Items from an interface collection:
= = = = =

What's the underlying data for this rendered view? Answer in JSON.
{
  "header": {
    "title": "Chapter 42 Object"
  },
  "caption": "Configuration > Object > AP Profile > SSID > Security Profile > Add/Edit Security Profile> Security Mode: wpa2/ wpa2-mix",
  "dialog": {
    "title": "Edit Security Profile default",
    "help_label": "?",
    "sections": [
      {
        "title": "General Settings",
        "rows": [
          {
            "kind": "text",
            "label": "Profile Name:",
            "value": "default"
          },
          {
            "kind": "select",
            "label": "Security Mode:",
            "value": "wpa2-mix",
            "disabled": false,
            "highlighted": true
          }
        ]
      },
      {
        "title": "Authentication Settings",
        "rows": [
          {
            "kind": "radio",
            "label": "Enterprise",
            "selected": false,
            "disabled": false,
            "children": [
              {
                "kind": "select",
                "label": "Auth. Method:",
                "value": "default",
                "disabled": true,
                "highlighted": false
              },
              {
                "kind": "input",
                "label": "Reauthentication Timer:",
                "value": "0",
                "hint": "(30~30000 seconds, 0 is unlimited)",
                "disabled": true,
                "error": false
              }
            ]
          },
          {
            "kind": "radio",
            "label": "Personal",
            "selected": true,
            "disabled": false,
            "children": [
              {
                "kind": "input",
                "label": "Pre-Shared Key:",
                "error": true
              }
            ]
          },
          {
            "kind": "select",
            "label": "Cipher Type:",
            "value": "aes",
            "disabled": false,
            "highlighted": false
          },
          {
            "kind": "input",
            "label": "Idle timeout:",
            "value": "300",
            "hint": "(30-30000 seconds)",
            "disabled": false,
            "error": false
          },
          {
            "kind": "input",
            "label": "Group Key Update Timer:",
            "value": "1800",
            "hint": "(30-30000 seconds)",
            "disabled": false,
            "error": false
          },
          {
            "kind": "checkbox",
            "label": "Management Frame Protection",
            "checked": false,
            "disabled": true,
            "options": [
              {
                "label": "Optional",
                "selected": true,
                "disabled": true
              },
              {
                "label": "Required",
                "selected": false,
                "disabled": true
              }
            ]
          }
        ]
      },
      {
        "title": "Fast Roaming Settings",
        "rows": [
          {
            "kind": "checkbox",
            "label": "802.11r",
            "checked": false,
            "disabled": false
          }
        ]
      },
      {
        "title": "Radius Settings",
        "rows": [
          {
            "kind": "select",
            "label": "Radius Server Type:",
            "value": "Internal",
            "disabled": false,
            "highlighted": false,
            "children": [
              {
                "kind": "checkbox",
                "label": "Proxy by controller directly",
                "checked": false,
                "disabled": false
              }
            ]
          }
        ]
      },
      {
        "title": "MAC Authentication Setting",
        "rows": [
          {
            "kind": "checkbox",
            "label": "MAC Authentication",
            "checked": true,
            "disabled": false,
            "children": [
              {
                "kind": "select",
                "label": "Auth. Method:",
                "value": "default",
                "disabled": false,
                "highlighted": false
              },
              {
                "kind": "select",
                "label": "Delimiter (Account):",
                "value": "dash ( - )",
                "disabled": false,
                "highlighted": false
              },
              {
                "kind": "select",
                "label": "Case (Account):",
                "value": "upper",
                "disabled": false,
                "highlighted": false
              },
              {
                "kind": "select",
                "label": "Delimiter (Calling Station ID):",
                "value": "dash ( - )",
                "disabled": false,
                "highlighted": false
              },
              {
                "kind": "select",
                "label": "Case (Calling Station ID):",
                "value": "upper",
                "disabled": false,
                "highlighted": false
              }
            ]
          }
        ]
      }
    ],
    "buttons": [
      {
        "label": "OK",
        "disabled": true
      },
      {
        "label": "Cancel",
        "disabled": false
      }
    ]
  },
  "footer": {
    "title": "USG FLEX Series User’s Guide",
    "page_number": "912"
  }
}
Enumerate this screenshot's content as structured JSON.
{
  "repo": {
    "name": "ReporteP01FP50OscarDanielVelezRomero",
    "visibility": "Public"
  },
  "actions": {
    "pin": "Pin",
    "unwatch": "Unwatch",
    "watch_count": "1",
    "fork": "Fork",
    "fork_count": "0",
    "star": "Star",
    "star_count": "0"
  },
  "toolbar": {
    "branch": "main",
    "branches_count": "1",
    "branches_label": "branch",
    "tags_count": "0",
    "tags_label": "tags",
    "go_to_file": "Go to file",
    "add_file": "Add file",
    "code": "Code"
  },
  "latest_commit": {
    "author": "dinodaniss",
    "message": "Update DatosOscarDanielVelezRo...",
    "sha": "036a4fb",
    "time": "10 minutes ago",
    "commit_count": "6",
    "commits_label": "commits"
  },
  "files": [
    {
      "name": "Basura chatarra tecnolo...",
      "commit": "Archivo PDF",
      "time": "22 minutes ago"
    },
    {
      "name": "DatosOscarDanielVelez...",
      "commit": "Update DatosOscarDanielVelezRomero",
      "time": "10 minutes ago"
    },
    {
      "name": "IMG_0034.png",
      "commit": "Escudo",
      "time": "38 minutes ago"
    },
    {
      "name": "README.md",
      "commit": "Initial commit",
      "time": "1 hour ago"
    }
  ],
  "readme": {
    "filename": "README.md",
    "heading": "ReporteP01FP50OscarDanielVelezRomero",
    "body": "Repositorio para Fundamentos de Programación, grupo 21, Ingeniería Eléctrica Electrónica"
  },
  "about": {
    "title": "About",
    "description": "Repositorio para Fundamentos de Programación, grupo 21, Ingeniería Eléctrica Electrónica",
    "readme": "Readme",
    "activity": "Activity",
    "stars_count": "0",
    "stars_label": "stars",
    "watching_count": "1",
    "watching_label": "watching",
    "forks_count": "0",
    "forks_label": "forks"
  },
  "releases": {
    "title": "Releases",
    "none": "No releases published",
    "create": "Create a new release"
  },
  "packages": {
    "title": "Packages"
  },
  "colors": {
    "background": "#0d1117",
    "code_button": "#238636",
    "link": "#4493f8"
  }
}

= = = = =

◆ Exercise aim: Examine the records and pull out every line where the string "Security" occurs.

◆ Problem solution:
  "caption": "Configuration > Object > AP Profile > SSID > Security Profile > Add/Edit Security Profile> Security Mode: wpa2/ wpa2-mix",
    "title": "Edit Security Profile default",
            "label": "Security Mode:",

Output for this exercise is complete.